Americans – including those in the White House – know little about Iran and its history with the United States. A new book wants to change that.
Want another thing to keep you up at night?
Consider a conversation between longtime Middle East reporter Reese Erlich and former U.S. ambassador to Saudi Arabia, Charles Freeman, Jr. on the people currently directing the Trump administration’s policy toward Iran.
Commenting on National Security Advisor John Bolton’s defense of the invasion of Iraq, Freeman says “The neoconservative group think their good ideas were poorly implemented in Iraq,” and that the lesson of the 2003 invasion that killed upwards of 500,000 people and destabilized an entire region is, “If at first you don’t succeed, do the same thing again somewhere else.”
That “somewhere else” is Iran, and Bolton is one of the leading voices calling for confronting the Teheran regime and squeezing Iran through draconian sanctions “until the pips squeak.” Since sanctions are unlikely to have much effect – they didn’t work on North Korea, have had little effect on Russia, and failed to produce regime change in Cuba – the next logical step, Erlich suggests, is a military attack on Iran.
Such an attack would be a leap into darkness, since most Americans – and their government in particular – are virtually clueless about the country we seem bound to go to war with.
Throwing a little light on that darkness is a major reason Erlich wrote the book.

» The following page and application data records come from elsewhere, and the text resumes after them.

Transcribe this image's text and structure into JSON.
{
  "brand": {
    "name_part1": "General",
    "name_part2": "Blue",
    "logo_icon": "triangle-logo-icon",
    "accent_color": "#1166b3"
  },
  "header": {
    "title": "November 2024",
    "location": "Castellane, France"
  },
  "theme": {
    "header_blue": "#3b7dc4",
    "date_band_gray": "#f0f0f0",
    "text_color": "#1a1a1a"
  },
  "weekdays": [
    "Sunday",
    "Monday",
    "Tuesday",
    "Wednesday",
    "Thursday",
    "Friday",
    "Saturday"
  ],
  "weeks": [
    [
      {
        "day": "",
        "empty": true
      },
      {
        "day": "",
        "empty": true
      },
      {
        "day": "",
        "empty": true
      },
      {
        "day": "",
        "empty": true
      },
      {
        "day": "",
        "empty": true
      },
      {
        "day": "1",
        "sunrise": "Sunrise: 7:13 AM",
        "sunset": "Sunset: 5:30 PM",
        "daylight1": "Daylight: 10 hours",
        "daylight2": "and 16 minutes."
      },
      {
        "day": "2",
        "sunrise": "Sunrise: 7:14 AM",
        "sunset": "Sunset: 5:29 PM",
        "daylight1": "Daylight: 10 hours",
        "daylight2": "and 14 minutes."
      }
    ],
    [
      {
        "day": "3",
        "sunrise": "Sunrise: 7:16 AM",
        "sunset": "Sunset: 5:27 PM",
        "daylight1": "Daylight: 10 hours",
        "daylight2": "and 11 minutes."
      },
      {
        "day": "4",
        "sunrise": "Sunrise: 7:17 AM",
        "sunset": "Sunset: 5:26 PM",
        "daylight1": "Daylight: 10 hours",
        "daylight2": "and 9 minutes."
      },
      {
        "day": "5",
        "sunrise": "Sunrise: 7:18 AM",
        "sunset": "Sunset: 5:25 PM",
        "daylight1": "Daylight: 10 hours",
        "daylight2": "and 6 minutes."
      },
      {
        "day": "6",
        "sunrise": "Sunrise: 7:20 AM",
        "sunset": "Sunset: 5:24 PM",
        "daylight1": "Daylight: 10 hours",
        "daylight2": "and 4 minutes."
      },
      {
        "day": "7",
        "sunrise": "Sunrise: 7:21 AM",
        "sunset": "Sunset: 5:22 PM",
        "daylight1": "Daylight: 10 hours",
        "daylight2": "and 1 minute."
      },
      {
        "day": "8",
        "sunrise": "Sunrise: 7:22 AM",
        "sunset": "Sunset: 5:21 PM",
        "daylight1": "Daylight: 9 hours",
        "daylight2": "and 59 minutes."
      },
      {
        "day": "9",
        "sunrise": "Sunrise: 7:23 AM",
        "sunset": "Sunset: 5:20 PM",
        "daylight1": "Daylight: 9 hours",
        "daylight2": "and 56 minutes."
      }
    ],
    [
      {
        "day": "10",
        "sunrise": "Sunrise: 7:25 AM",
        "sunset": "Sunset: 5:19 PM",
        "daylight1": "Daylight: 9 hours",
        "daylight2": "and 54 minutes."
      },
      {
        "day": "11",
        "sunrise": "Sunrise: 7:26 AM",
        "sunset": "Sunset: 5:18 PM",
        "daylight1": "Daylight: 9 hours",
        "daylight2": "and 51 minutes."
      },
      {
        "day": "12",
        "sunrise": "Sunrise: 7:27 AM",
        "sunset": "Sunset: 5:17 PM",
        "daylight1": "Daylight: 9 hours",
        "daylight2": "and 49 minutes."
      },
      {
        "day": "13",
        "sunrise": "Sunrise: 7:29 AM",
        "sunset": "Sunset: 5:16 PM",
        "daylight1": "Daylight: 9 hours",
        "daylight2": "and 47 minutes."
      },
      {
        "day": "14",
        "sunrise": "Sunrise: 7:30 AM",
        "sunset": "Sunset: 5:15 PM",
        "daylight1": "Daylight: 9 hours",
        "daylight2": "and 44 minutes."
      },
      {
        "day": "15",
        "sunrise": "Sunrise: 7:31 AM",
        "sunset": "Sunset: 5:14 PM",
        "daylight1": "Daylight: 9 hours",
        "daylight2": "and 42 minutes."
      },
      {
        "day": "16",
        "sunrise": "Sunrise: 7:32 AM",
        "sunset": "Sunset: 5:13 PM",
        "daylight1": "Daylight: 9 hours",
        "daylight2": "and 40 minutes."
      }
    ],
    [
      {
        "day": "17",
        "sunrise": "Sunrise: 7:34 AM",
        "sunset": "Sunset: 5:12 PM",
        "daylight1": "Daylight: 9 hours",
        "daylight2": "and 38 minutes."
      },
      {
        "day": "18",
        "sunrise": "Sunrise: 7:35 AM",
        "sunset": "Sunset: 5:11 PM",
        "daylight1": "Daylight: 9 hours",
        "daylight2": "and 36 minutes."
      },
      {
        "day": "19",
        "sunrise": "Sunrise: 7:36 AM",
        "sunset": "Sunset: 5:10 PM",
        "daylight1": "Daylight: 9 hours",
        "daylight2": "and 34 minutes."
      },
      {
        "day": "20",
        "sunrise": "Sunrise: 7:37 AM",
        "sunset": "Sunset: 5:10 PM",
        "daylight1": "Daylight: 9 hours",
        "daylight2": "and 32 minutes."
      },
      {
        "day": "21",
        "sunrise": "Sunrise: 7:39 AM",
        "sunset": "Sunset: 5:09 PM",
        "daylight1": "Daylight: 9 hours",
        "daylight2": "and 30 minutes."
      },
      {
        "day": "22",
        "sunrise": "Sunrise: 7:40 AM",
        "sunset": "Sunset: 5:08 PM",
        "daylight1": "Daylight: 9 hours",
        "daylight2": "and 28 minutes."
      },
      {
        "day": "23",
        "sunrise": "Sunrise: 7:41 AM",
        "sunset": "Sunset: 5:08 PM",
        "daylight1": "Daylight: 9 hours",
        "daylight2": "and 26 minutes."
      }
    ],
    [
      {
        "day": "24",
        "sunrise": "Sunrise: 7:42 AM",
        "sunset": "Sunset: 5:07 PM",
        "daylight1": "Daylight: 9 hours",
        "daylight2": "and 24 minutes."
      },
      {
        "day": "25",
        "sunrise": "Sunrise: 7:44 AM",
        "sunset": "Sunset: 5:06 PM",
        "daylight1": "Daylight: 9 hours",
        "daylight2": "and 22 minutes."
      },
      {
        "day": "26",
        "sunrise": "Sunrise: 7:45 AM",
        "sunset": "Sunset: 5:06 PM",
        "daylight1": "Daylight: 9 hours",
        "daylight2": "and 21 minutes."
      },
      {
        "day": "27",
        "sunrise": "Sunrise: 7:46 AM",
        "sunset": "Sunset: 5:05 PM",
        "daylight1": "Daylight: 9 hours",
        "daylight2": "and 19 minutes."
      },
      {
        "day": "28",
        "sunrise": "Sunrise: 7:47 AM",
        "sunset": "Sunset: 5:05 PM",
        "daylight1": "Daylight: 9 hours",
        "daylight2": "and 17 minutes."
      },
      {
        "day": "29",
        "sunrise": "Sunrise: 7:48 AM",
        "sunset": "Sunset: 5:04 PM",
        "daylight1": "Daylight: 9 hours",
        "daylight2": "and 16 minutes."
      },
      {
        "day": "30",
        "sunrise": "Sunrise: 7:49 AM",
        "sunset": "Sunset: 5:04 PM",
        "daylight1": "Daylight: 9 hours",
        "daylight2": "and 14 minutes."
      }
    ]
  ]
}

For over 18 years he has reported on Iran, talking with important government figures and everyday people and writing articles on the country that increasingly looks to be our next little war.
Obama/Clinton criminality is even worse than you think. From Frank Hawkins at americanthinker.com:
Former Secret Service agent Dan Bongino’s explosive new book (with D.C. McAllister), Spygate: The Attempted Sabotage of Donald J. Trump, spotlights the left’s broken trust with the American people and the blatant criminality of the Obama/Clinton Deep State. Since the moment Donald J. Trump and his wife Melania glided down the Trump Tower escalator into history, the Democrats and the allies in the Deep State have been committed to crushing him.
For Trump, it was obvious that draining the swamp was never going to be easy because everything possible would be done to disguise and protect the illegal activities of the Obama/Clinton administration. But who thought they would go this far?
Bongino has painted a highly detailed account of how the Obama administration criminalized our intelligence communities as well as other government agencies to stop Trump, and when that didn’t work to try and bring down the president of the United States.
The book relies heavily on left-leaning news outlets CNN, the Washington Post, the New York Times, Reuters, CBS News, The Hill, London-based The Guardian and numerous others. All of this is carefully footnoted in the book. In a recent speech, Bongino said,
“The reason I wrote the book, is because of this whole spy scandal, this debacle, this atrocious disgrace of a scandal that happened to our president. We deliberately did not use footnotes from right-leaning resources. I used (the mainstream media) because anyone who tells you oh, this didn’t happen, just go to the footnotes and say, did you read this article? It happened, folks. The President of the United States had the intelligence community and the law enforcement community of the United States, at the highest levels, weaponized against him.” [emphasis added]